EXERCISE INSTRUCTIONS - Write out exactly the line containing "Enumerate this screenshot's" and all lines that come after it in the listing below, through the very last one.

INPUT DATA -
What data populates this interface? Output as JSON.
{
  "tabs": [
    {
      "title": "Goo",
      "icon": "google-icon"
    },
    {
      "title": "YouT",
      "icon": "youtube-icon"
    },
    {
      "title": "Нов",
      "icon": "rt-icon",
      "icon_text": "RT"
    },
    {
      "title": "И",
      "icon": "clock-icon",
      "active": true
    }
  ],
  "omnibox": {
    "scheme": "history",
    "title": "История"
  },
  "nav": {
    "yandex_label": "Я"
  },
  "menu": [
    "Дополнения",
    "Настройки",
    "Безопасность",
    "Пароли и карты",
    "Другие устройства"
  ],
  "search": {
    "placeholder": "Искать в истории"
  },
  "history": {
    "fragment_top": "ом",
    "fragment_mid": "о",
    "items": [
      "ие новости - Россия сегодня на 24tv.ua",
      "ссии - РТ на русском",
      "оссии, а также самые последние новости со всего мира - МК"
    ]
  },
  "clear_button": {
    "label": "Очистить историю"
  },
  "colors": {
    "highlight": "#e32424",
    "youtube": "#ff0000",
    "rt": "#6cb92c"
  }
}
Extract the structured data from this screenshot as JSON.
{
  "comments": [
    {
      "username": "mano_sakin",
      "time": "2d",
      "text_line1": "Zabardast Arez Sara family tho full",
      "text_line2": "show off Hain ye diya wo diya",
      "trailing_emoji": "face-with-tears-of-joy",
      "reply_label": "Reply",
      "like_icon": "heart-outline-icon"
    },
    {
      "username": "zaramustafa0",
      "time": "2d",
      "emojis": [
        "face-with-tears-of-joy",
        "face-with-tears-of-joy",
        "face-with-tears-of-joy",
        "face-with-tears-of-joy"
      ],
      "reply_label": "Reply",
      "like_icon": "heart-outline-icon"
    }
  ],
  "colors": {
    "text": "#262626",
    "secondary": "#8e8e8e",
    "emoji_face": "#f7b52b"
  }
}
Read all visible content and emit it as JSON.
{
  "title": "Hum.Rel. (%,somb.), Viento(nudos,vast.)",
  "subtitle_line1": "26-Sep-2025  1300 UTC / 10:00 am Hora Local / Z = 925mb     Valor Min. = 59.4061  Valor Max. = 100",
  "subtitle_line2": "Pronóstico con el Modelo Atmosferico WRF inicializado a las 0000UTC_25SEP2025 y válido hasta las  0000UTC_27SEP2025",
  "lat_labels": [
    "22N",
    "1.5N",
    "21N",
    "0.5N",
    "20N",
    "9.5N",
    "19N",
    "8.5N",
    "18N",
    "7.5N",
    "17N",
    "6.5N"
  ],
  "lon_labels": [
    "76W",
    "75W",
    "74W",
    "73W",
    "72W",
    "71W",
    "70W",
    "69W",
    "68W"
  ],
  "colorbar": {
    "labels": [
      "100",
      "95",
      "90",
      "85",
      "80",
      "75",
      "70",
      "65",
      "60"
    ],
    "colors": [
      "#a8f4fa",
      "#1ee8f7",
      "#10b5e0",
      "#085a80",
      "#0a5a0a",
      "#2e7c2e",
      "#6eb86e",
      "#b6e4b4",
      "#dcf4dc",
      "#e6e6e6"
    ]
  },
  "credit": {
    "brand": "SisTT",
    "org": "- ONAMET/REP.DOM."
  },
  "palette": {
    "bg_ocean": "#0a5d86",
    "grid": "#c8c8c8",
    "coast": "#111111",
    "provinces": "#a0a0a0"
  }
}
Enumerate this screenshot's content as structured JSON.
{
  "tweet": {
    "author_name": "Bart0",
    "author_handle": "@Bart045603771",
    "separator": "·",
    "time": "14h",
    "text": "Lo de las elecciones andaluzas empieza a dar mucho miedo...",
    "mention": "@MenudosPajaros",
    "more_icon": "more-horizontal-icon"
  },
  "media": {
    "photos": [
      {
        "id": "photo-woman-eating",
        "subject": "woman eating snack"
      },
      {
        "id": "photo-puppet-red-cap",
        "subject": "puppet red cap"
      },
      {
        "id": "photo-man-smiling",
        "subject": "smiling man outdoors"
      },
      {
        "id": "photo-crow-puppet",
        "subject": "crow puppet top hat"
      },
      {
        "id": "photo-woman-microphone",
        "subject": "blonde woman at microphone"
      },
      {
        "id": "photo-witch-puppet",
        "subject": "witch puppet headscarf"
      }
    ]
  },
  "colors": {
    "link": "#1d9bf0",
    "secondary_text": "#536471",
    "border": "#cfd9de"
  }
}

SOLUTION TO THIS PROBLEM -
Enumerate this screenshot's content as structured JSON.
{
  "tweet": {
    "author_name": "Bart0",
    "author_handle": "@Bart045603771",
    "separator": "·",
    "time": "14h",
    "text": "Lo de las elecciones andaluzas empieza a dar mucho miedo...",
    "mention": "@MenudosPajaros",
    "more_icon": "more-horizontal-icon"
  },
  "media": {
    "photos": [
      {
        "id": "photo-woman-eating",
        "subject": "woman eating snack"
      },
      {
        "id": "photo-puppet-red-cap",
        "subject": "puppet red cap"
      },
      {
        "id": "photo-man-smiling",
        "subject": "smiling man outdoors"
      },
      {
        "id": "photo-crow-puppet",
        "subject": "crow puppet top hat"
      },
      {
        "id": "photo-woman-microphone",
        "subject": "blonde woman at microphone"
      },
      {
        "id": "photo-witch-puppet",
        "subject": "witch puppet headscarf"
      }
    ]
  },
  "colors": {
    "link": "#1d9bf0",
    "secondary_text": "#536471",
    "border": "#cfd9de"
  }
}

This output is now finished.